A complete copy of the entries, exactly as written, is the expected result.

─── TASK DATA ───

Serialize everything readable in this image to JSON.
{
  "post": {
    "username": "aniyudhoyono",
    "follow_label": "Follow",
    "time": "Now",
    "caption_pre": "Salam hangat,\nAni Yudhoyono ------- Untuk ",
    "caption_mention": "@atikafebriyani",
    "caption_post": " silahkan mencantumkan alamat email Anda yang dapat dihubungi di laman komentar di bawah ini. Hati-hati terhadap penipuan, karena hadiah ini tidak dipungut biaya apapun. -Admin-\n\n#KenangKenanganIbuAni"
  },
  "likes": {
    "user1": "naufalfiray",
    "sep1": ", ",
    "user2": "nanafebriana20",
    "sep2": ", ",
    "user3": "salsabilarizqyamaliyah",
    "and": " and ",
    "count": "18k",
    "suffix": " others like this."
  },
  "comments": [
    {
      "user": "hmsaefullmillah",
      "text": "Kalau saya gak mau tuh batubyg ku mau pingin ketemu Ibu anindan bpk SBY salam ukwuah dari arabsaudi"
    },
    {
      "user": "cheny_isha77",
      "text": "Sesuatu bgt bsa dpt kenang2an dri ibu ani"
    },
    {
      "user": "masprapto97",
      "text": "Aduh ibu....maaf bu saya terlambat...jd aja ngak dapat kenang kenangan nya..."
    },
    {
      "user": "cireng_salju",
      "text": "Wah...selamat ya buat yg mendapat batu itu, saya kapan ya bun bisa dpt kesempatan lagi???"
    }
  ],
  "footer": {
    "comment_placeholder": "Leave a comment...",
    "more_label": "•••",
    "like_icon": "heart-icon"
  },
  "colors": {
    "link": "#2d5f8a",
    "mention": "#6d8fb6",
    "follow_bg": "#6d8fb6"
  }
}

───

COMPLETED TASK:
Serialize everything readable in this image to JSON.
{
  "post": {
    "username": "aniyudhoyono",
    "follow_label": "Follow",
    "time": "Now",
    "caption_pre": "Salam hangat,\nAni Yudhoyono ------- Untuk ",
    "caption_mention": "@atikafebriyani",
    "caption_post": " silahkan mencantumkan alamat email Anda yang dapat dihubungi di laman komentar di bawah ini. Hati-hati terhadap penipuan, karena hadiah ini tidak dipungut biaya apapun. -Admin-\n\n#KenangKenanganIbuAni"
  },
  "likes": {
    "user1": "naufalfiray",
    "sep1": ", ",
    "user2": "nanafebriana20",
    "sep2": ", ",
    "user3": "salsabilarizqyamaliyah",
    "and": " and ",
    "count": "18k",
    "suffix": " others like this."
  },
  "comments": [
    {
      "user": "hmsaefullmillah",
      "text": "Kalau saya gak mau tuh batubyg ku mau pingin ketemu Ibu anindan bpk SBY salam ukwuah dari arabsaudi"
    },
    {
      "user": "cheny_isha77",
      "text": "Sesuatu bgt bsa dpt kenang2an dri ibu ani"
    },
    {
      "user": "masprapto97",
      "text": "Aduh ibu....maaf bu saya terlambat...jd aja ngak dapat kenang kenangan nya..."
    },
    {
      "user": "cireng_salju",
      "text": "Wah...selamat ya buat yg mendapat batu itu, saya kapan ya bun bisa dpt kesempatan lagi???"
    }
  ],
  "footer": {
    "comment_placeholder": "Leave a comment...",
    "more_label": "•••",
    "like_icon": "heart-icon"
  },
  "colors": {
    "link": "#2d5f8a",
    "mention": "#6d8fb6",
    "follow_bg": "#6d8fb6"
  }
}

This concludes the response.